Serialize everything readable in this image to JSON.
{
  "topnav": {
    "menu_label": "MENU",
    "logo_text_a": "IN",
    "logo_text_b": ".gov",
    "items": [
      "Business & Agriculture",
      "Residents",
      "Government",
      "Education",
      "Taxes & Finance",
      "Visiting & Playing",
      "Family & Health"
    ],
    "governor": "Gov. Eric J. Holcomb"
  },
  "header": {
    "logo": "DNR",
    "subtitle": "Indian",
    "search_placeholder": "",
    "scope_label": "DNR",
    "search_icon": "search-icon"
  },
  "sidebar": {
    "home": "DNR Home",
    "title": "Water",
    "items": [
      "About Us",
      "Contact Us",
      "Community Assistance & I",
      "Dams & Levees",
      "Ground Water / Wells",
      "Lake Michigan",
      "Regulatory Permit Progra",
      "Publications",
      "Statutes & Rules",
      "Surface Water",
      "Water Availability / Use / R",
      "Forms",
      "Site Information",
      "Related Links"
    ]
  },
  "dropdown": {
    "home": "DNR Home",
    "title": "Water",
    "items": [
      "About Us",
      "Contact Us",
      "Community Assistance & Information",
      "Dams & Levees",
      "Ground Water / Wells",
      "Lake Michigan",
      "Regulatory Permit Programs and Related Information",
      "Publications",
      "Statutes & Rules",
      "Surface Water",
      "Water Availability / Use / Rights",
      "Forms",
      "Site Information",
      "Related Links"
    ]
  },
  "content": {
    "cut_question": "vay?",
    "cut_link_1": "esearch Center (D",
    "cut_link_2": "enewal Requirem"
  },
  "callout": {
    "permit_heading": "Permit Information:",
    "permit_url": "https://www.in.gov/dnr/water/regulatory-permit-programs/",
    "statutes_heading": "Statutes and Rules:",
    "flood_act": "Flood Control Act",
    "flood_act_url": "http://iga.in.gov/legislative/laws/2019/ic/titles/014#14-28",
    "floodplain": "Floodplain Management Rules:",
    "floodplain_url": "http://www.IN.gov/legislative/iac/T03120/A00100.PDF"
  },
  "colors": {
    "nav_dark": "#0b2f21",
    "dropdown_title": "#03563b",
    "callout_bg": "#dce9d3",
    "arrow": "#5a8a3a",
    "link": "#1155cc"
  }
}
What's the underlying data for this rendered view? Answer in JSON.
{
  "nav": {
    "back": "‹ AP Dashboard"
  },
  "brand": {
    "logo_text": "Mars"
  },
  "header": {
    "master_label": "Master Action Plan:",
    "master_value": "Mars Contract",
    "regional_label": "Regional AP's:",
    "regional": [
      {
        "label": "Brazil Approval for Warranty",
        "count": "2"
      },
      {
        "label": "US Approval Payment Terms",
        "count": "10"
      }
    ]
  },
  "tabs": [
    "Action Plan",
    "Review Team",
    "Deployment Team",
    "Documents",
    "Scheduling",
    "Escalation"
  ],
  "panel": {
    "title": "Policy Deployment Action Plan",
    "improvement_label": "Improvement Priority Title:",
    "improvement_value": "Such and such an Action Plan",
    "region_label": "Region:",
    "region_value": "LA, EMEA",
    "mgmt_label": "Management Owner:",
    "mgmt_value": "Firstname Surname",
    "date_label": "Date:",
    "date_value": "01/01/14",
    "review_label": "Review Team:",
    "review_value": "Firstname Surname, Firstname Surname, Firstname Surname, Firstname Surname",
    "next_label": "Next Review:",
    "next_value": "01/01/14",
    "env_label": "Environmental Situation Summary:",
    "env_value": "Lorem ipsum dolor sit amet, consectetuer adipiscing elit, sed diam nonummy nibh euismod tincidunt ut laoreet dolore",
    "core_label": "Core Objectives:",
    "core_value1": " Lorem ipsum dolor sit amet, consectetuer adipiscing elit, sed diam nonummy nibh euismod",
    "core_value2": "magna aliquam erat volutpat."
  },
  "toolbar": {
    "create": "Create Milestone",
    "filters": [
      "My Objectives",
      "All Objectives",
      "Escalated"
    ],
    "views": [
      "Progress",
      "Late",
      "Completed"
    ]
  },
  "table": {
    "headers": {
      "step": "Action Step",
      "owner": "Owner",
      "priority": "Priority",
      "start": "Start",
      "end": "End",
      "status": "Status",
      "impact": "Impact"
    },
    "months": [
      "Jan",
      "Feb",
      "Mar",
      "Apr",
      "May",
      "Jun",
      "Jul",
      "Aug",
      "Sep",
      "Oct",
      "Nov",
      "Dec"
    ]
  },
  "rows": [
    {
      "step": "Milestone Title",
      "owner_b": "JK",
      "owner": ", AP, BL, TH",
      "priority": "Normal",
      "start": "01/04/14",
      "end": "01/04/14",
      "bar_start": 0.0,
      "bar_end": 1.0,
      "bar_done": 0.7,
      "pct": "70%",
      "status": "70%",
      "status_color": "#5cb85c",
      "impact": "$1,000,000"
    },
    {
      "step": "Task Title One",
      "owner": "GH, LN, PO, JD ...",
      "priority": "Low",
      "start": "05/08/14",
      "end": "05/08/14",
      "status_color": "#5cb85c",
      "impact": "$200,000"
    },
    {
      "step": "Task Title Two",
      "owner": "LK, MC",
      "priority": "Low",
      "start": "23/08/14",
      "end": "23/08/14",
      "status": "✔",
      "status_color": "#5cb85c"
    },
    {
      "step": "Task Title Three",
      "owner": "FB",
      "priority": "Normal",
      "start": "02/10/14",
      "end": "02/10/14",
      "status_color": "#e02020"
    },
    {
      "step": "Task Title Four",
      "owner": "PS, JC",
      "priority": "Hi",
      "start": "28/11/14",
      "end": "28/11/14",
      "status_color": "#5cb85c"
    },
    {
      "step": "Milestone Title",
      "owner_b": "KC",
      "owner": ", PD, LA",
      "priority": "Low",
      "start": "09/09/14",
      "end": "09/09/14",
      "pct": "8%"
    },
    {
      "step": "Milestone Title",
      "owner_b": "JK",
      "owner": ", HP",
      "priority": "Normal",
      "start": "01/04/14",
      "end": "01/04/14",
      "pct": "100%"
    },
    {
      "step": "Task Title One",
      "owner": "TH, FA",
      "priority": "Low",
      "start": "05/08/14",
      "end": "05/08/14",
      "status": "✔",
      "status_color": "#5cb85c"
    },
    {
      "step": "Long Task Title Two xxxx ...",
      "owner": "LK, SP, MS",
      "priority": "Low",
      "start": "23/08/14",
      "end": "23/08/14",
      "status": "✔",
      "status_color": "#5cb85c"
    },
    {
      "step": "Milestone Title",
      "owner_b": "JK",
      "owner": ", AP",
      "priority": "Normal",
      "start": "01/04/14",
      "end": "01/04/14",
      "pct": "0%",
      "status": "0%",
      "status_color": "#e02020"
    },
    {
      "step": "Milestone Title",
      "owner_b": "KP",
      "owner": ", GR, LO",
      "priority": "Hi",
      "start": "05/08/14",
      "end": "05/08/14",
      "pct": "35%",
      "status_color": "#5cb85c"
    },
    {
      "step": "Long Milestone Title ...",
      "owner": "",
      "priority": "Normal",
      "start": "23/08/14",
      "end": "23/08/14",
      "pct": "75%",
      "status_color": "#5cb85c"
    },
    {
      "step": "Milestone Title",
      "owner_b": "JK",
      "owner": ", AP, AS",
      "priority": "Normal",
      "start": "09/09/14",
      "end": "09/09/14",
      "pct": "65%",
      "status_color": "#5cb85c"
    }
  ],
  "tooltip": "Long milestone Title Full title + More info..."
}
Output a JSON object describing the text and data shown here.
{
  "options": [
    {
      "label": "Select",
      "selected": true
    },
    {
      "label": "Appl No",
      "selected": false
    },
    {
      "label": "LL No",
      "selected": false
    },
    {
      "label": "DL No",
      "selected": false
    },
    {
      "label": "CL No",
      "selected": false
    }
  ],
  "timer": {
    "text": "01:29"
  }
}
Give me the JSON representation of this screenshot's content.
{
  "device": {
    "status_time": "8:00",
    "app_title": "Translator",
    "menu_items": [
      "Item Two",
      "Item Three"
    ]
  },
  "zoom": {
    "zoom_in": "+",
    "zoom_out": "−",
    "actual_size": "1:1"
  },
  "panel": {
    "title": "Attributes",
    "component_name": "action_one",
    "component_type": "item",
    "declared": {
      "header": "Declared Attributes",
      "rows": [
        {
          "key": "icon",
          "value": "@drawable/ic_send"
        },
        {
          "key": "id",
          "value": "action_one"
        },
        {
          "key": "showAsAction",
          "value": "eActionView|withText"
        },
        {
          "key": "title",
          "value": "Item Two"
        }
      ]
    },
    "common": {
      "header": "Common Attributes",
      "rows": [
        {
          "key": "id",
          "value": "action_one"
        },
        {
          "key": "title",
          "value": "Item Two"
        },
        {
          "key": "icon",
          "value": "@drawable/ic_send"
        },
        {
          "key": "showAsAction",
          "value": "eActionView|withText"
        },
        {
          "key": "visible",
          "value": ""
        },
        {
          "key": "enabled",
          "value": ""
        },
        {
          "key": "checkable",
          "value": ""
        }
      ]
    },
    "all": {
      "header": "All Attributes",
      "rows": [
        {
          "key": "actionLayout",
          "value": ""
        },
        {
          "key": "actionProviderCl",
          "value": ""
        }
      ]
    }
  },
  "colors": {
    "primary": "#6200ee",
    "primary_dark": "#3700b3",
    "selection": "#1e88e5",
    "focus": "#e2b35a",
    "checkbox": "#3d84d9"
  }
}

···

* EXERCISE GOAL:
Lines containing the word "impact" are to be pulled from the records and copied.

* YOUR SOLUTION:
      "impact": "Impact"
      "impact": "$1,000,000"
      "impact": "$200,000"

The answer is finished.